    name = "is_arm",
    values = {
        "cpu": "arm",

More details here.

selects on --cpu, --crosstool_top, etc. don’t understand --platforms. When migrating your project to platforms, you must either convert them to constraint_values or use platform mappings to support both styles through the migration window.


Starlark transitions change flags down parts of your build graph. If your project uses a transition that sets --cpu, --crossstool_top, or other legacy flags, rules that read --platforms won’t see these changes.

When migrating your project to platforms, you must either convert changes like return { "//command_line_option:cpu": "arm" } to return { "//command_line_options:platforms": "//:my_arm_platform" } or use platform mappings to support both styles through the migration window.

How to use platforms today
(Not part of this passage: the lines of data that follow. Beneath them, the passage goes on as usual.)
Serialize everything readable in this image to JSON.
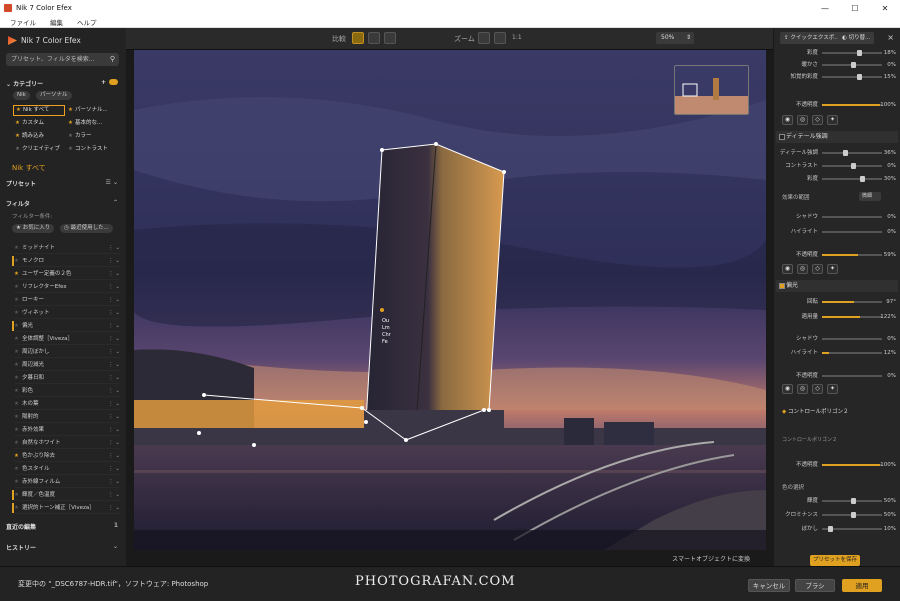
{
  "window": {
    "title": "Nik 7 Color Efex",
    "minimize": "—",
    "maximize": "☐",
    "close": "✕"
  },
  "menu": [
    "ファイル",
    "編集",
    "ヘルプ"
  ],
  "left": {
    "logo": "Nik 7 Color Efex",
    "search_placeholder": "プリセット、フィルタを検索...",
    "category_title": "カテゴリー",
    "tabs": [
      "Nik",
      "パーソナル"
    ],
    "categories": [
      {
        "label": "Nik すべて",
        "selected": true
      },
      {
        "label": "パーソナル...",
        "selected": false
      },
      {
        "label": "カスタム",
        "selected": false
      },
      {
        "label": "基本的な...",
        "selected": false
      },
      {
        "label": "読み込み",
        "selected": false
      },
      {
        "label": "カラー",
        "selected": false
      },
      {
        "label": "クリエイティブ",
        "selected": false
      },
      {
        "label": "コントラスト",
        "selected": false
      }
    ],
    "current_category": "Nik すべて",
    "presets_title": "プリセット",
    "filters_title": "フィルタ",
    "filter_condition": "フィルター条件:",
    "filter_chips": [
      "お気に入り",
      "最近使用した..."
    ],
    "filters": [
      {
        "label": "ミッドナイト",
        "fav": false,
        "bar": false
      },
      {
        "label": "モノクロ",
        "fav": false,
        "bar": true
      },
      {
        "label": "ユーザー定義の２色",
        "fav": true,
        "bar": false
      },
      {
        "label": "リフレクターEfex",
        "fav": false,
        "bar": false
      },
      {
        "label": "ローキー",
        "fav": false,
        "bar": false
      },
      {
        "label": "ヴィネット",
        "fav": false,
        "bar": false
      },
      {
        "label": "偏光",
        "fav": false,
        "bar": true
      },
      {
        "label": "全体調整［Viveza］",
        "fav": false,
        "bar": false
      },
      {
        "label": "周辺ぼかし",
        "fav": false,
        "bar": false
      },
      {
        "label": "周辺減光",
        "fav": false,
        "bar": false
      },
      {
        "label": "夕暮日和",
        "fav": false,
        "bar": false
      },
      {
        "label": "彩色",
        "fav": false,
        "bar": false
      },
      {
        "label": "木の葉",
        "fav": false,
        "bar": false
      },
      {
        "label": "陽射的",
        "fav": false,
        "bar": false
      },
      {
        "label": "赤外効果",
        "fav": false,
        "bar": false
      },
      {
        "label": "自然なホワイト",
        "fav": false,
        "bar": false
      },
      {
        "label": "色かぶり除去",
        "fav": true,
        "bar": false
      },
      {
        "label": "色スタイル",
        "fav": false,
        "bar": false
      },
      {
        "label": "赤外線フィルム",
        "fav": false,
        "bar": false
      },
      {
        "label": "輝度／色温度",
        "fav": false,
        "bar": true
      },
      {
        "label": "選択的トーン補正［Viveza］",
        "fav": false,
        "bar": true
      }
    ],
    "history_edit": "直近の編集",
    "history_count": "1",
    "history": "ヒストリー"
  },
  "toolbar": {
    "compare": "比較",
    "zoom": "ズーム",
    "zoom_one": "1:1",
    "zoom_value": "50%"
  },
  "canvas": {
    "control_labels": [
      "Ou",
      "Lm",
      "Chr",
      "Fe"
    ]
  },
  "smart": "スマートオブジェクトに変換",
  "right": {
    "quick_export": "クイックエクスポ...",
    "crop": "切り替...",
    "sliders_top": [
      {
        "label": "彩度",
        "value": "18%",
        "pos": 0.6
      },
      {
        "label": "暖かさ",
        "value": "0%",
        "pos": 0.5
      },
      {
        "label": "知覚的彩度",
        "value": "15%",
        "pos": 0.6
      }
    ],
    "opacity_label": "不透明度",
    "opacity_top": "100%",
    "detail_title": "ディテール強調",
    "detail_sliders": [
      {
        "label": "ディテール強調",
        "value": "36%",
        "pos": 0.36
      },
      {
        "label": "コントラスト",
        "value": "0%",
        "pos": 0.5
      },
      {
        "label": "彩度",
        "value": "30%",
        "pos": 0.65
      }
    ],
    "effect_range_label": "効果の範囲",
    "effect_range_value": "微細",
    "shadow_label": "シャドウ",
    "shadow_value": "0%",
    "highlight_label": "ハイライト",
    "highlight_value": "0%",
    "opacity_mid": "59%",
    "polar_title": "偏光",
    "rotation_label": "回転",
    "rotation_value": "97°",
    "amount_label": "適用量",
    "amount_value": "122%",
    "shadow2_value": "0%",
    "highlight2_value": "12%",
    "opacity_polar": "0%",
    "control_polygon": "コントロールポリゴン２",
    "control_polygon_sub": "コントロールポリゴン２",
    "opacity_bottom": "100%",
    "color_select": "色の選択",
    "bottom_sliders": [
      {
        "label": "輝度",
        "value": "50%",
        "pos": 0.5
      },
      {
        "label": "クロミナンス",
        "value": "50%",
        "pos": 0.5
      },
      {
        "label": "ぼかし",
        "value": "10%",
        "pos": 0.1
      }
    ],
    "save_preset": "プリセットを保存"
  },
  "status": {
    "message": "変更中の \"_DSC6787-HDR.tif\"，ソフトウェア: Photoshop",
    "brand": "PHOTOGRAFAN.COM",
    "cancel": "キャンセル",
    "brush": "ブラシ",
    "apply": "適用"
  }
}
If you just want to build or cross-compile a project, you should follow the project’s official documentation. It’s up to language and project maintainers to determine how and when to integrate with platforms, and what value that offers.

If you’re a project, language, or toolchain maintainer and your build doesn’t use platforms by default, you have three options (besides waiting for the global migration):

  1. Flip on the “use platforms” flag for your project’s languages (if they have one) and do whatever testing you need to see if the projects you care about work.

  2. If the projects you care about still depend on legacy flags like --cpu and --crosstool_top, use these together with --platforms:

    $ bazel build //:my_mixed_project --platforms==//:myplatform --cpu=... --crosstool_top=...

    This has some maintenance cost (you have to manually make sure the settings match). But this should work in the absense of renegade transitions.

  3. Write platform mappings to support both styles by mapping --cpu-style settings to corresponding platforms and vice versa.

Platform mappings

Platform mappings is a temporary API that lets platform-powered and legacy-powered logic co-exist in the same build through the latter’s deprecation window.

A platform mapping is a map of either a platform() to a corresponding set of legacy flags or the reverse. For example:

  # Maps "--platforms=//platforms:ios" to "--cpu=ios_x86_64 --apple_platform_type=ios".

  # Maps "--cpu=ios_x86_64 --apple_platform_type=ios" to "--platforms=//platforms:ios".

  # Maps "--cpu=darwin --apple_platform_type=macos" to "//platform:macos".

Bazel uses this to guarantee all settings, both platform-based and legacy, are consistently applied throughout the build, including through transitions.

By default Bazel reads mappings from the platform_mappings file in your workspace root. You can also set --platform_mappings=//:my_custom_mapping.

See here for complete details.


For general support and questions about the migration timeline, contact or the owners of the appropriate rules.

For discussions on the design and evolution of the platform/toolchain APIs, contact

See also